> _Exercise_: Repeat the data below with no changes.

[[ Information given, beginning ]]

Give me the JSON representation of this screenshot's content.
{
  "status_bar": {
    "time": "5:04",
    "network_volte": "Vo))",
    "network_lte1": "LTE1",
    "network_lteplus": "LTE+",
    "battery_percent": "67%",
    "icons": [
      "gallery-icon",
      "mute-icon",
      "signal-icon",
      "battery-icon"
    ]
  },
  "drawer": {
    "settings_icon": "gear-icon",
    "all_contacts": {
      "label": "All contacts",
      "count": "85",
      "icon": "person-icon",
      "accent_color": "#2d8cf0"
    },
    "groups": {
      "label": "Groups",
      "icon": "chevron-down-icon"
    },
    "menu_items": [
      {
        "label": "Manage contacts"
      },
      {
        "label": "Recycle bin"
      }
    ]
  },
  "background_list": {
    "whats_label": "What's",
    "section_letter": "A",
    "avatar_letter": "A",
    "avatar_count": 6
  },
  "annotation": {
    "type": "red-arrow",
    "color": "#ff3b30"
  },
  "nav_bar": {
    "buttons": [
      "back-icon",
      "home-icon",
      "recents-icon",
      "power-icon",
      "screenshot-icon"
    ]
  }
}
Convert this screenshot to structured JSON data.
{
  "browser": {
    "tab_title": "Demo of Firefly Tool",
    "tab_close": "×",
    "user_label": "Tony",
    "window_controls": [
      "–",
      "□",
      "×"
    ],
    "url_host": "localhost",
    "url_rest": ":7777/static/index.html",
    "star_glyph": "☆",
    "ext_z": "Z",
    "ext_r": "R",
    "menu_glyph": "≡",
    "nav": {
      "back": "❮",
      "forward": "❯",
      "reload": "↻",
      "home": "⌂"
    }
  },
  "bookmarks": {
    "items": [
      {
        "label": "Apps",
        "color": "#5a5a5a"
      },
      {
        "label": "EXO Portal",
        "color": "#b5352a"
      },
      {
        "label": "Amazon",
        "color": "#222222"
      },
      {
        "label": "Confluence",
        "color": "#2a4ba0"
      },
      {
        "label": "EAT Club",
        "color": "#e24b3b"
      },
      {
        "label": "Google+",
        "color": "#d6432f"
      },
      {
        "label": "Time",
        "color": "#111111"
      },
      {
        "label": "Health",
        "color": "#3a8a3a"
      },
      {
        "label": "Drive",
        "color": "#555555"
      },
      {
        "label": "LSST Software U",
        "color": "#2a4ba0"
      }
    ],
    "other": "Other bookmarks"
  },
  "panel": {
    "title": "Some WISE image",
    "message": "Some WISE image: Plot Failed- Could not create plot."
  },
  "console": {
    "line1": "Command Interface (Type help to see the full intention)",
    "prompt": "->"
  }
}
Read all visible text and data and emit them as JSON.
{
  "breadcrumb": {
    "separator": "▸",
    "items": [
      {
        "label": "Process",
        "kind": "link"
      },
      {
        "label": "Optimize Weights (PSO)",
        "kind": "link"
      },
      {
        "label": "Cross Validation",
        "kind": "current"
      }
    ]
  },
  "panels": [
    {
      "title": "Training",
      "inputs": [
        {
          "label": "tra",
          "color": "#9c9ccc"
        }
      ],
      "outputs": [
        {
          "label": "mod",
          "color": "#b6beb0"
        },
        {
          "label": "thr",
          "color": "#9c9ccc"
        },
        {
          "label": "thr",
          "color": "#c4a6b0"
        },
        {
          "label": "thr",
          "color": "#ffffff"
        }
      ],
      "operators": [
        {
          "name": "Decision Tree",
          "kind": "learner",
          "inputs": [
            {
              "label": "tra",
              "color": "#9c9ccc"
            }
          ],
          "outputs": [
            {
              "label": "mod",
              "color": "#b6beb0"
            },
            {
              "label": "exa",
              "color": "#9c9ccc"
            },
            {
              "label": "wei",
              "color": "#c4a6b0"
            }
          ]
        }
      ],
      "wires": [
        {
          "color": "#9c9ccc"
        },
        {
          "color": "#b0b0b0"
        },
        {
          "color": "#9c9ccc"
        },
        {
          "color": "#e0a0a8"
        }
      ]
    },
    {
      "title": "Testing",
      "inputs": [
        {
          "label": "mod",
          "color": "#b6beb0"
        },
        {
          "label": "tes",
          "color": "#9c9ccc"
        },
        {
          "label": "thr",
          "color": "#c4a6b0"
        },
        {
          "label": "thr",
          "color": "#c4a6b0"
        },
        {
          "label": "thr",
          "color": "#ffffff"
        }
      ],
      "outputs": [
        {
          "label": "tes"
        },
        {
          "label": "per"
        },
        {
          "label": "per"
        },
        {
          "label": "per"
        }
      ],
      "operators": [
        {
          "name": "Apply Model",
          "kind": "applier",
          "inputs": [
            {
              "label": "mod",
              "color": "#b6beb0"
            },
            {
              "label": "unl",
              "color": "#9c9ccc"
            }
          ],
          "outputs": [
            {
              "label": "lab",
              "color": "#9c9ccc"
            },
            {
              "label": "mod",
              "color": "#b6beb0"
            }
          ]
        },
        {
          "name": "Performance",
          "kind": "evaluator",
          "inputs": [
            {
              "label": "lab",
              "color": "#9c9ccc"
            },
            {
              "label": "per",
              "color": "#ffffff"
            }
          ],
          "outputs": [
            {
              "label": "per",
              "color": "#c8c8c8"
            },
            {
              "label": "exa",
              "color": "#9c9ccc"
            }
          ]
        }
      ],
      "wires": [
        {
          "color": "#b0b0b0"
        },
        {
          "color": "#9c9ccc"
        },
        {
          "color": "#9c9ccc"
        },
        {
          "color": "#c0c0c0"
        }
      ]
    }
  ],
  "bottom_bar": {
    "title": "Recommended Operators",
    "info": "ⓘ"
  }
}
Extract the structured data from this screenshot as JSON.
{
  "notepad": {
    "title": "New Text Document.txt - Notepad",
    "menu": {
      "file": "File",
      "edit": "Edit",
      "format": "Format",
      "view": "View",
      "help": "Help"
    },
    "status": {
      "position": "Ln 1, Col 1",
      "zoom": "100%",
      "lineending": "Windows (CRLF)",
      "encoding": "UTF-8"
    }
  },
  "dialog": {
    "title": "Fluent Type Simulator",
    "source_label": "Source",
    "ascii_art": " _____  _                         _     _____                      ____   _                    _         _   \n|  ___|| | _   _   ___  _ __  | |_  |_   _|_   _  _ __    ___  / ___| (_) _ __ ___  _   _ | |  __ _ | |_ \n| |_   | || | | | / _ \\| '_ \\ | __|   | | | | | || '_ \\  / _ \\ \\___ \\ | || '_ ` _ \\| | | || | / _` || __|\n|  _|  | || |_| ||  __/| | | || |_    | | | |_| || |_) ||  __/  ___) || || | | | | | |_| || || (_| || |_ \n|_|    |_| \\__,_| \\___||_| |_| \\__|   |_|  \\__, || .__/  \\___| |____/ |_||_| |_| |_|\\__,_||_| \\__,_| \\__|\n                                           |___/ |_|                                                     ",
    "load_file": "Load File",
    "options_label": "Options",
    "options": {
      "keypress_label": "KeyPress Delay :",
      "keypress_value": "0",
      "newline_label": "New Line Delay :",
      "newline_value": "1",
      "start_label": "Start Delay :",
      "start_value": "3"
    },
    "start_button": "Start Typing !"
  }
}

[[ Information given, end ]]

> _Exercise output_:
Give me the JSON representation of this screenshot's content.
{
  "status_bar": {
    "time": "5:04",
    "network_volte": "Vo))",
    "network_lte1": "LTE1",
    "network_lteplus": "LTE+",
    "battery_percent": "67%",
    "icons": [
      "gallery-icon",
      "mute-icon",
      "signal-icon",
      "battery-icon"
    ]
  },
  "drawer": {
    "settings_icon": "gear-icon",
    "all_contacts": {
      "label": "All contacts",
      "count": "85",
      "icon": "person-icon",
      "accent_color": "#2d8cf0"
    },
    "groups": {
      "label": "Groups",
      "icon": "chevron-down-icon"
    },
    "menu_items": [
      {
        "label": "Manage contacts"
      },
      {
        "label": "Recycle bin"
      }
    ]
  },
  "background_list": {
    "whats_label": "What's",
    "section_letter": "A",
    "avatar_letter": "A",
    "avatar_count": 6
  },
  "annotation": {
    "type": "red-arrow",
    "color": "#ff3b30"
  },
  "nav_bar": {
    "buttons": [
      "back-icon",
      "home-icon",
      "recents-icon",
      "power-icon",
      "screenshot-icon"
    ]
  }
}
Convert this screenshot to structured JSON data.
{
  "browser": {
    "tab_title": "Demo of Firefly Tool",
    "tab_close": "×",
    "user_label": "Tony",
    "window_controls": [
      "–",
      "□",
      "×"
    ],
    "url_host": "localhost",
    "url_rest": ":7777/static/index.html",
    "star_glyph": "☆",
    "ext_z": "Z",
    "ext_r": "R",
    "menu_glyph": "≡",
    "nav": {
      "back": "❮",
      "forward": "❯",
      "reload": "↻",
      "home": "⌂"
    }
  },
  "bookmarks": {
    "items": [
      {
        "label": "Apps",
        "color": "#5a5a5a"
      },
      {
        "label": "EXO Portal",
        "color": "#b5352a"
      },
      {
        "label": "Amazon",
        "color": "#222222"
      },
      {
        "label": "Confluence",
        "color": "#2a4ba0"
      },
      {
        "label": "EAT Club",
        "color": "#e24b3b"
      },
      {
        "label": "Google+",
        "color": "#d6432f"
      },
      {
        "label": "Time",
        "color": "#111111"
      },
      {
        "label": "Health",
        "color": "#3a8a3a"
      },
      {
        "label": "Drive",
        "color": "#555555"
      },
      {
        "label": "LSST Software U",
        "color": "#2a4ba0"
      }
    ],
    "other": "Other bookmarks"
  },
  "panel": {
    "title": "Some WISE image",
    "message": "Some WISE image: Plot Failed- Could not create plot."
  },
  "console": {
    "line1": "Command Interface (Type help to see the full intention)",
    "prompt": "->"
  }
}
Read all visible text and data and emit them as JSON.
{
  "breadcrumb": {
    "separator": "▸",
    "items": [
      {
        "label": "Process",
        "kind": "link"
      },
      {
        "label": "Optimize Weights (PSO)",
        "kind": "link"
      },
      {
        "label": "Cross Validation",
        "kind": "current"
      }
    ]
  },
  "panels": [
    {
      "title": "Training",
      "inputs": [
        {
          "label": "tra",
          "color": "#9c9ccc"
        }
      ],
      "outputs": [
        {
          "label": "mod",
          "color": "#b6beb0"
        },
        {
          "label": "thr",
          "color": "#9c9ccc"
        },
        {
          "label": "thr",
          "color": "#c4a6b0"
        },
        {
          "label": "thr",
          "color": "#ffffff"
        }
      ],
      "operators": [
        {
          "name": "Decision Tree",
          "kind": "learner",
          "inputs": [
            {
              "label": "tra",
              "color": "#9c9ccc"
            }
          ],
          "outputs": [
            {
              "label": "mod",
              "color": "#b6beb0"
            },
            {
              "label": "exa",
              "color": "#9c9ccc"
            },
            {
              "label": "wei",
              "color": "#c4a6b0"
            }
          ]
        }
      ],
      "wires": [
        {
          "color": "#9c9ccc"
        },
        {
          "color": "#b0b0b0"
        },
        {
          "color": "#9c9ccc"
        },
        {
          "color": "#e0a0a8"
        }
      ]
    },
    {
      "title": "Testing",
      "inputs": [
        {
          "label": "mod",
          "color": "#b6beb0"
        },
        {
          "label": "tes",
          "color": "#9c9ccc"
        },
        {
          "label": "thr",
          "color": "#c4a6b0"
        },
        {
          "label": "thr",
          "color": "#c4a6b0"
        },
        {
          "label": "thr",
          "color": "#ffffff"
        }
      ],
      "outputs": [
        {
          "label": "tes"
        },
        {
          "label": "per"
        },
        {
          "label": "per"
        },
        {
          "label": "per"
        }
      ],
      "operators": [
        {
          "name": "Apply Model",
          "kind": "applier",
          "inputs": [
            {
              "label": "mod",
              "color": "#b6beb0"
            },
            {
              "label": "unl",
              "color": "#9c9ccc"
            }
          ],
          "outputs": [
            {
              "label": "lab",
              "color": "#9c9ccc"
            },
            {
              "label": "mod",
              "color": "#b6beb0"
            }
          ]
        },
        {
          "name": "Performance",
          "kind": "evaluator",
          "inputs": [
            {
              "label": "lab",
              "color": "#9c9ccc"
            },
            {
              "label": "per",
              "color": "#ffffff"
            }
          ],
          "outputs": [
            {
              "label": "per",
              "color": "#c8c8c8"
            },
            {
              "label": "exa",
              "color": "#9c9ccc"
            }
          ]
        }
      ],
      "wires": [
        {
          "color": "#b0b0b0"
        },
        {
          "color": "#9c9ccc"
        },
        {
          "color": "#9c9ccc"
        },
        {
          "color": "#c0c0c0"
        }
      ]
    }
  ],
  "bottom_bar": {
    "title": "Recommended Operators",
    "info": "ⓘ"
  }
}
Extract the structured data from this screenshot as JSON.
{
  "notepad": {
    "title": "New Text Document.txt - Notepad",
    "menu": {
      "file": "File",
      "edit": "Edit",
      "format": "Format",
      "view": "View",
      "help": "Help"
    },
    "status": {
      "position": "Ln 1, Col 1",
      "zoom": "100%",
      "lineending": "Windows (CRLF)",
      "encoding": "UTF-8"
    }
  },
  "dialog": {
    "title": "Fluent Type Simulator",
    "source_label": "Source",
    "ascii_art": " _____  _                         _     _____                      ____   _                    _         _   \n|  ___|| | _   _   ___  _ __  | |_  |_   _|_   _  _ __    ___  / ___| (_) _ __ ___  _   _ | |  __ _ | |_ \n| |_   | || | | | / _ \\| '_ \\ | __|   | | | | | || '_ \\  / _ \\ \\___ \\ | || '_ ` _ \\| | | || | / _` || __|\n|  _|  | || |_| ||  __/| | | || |_    | | | |_| || |_) ||  __/  ___) || || | | | | | |_| || || (_| || |_ \n|_|    |_| \\__,_| \\___||_| |_| \\__|   |_|  \\__, || .__/  \\___| |____/ |_||_| |_| |_|\\__,_||_| \\__,_| \\__|\n                                           |___/ |_|                                                     ",
    "load_file": "Load File",
    "options_label": "Options",
    "options": {
      "keypress_label": "KeyPress Delay :",
      "keypress_value": "0",
      "newline_label": "New Line Delay :",
      "newline_value": "1",
      "start_label": "Start Delay :",
      "start_value": "3"
    },
    "start_button": "Start Typing !"
  }
}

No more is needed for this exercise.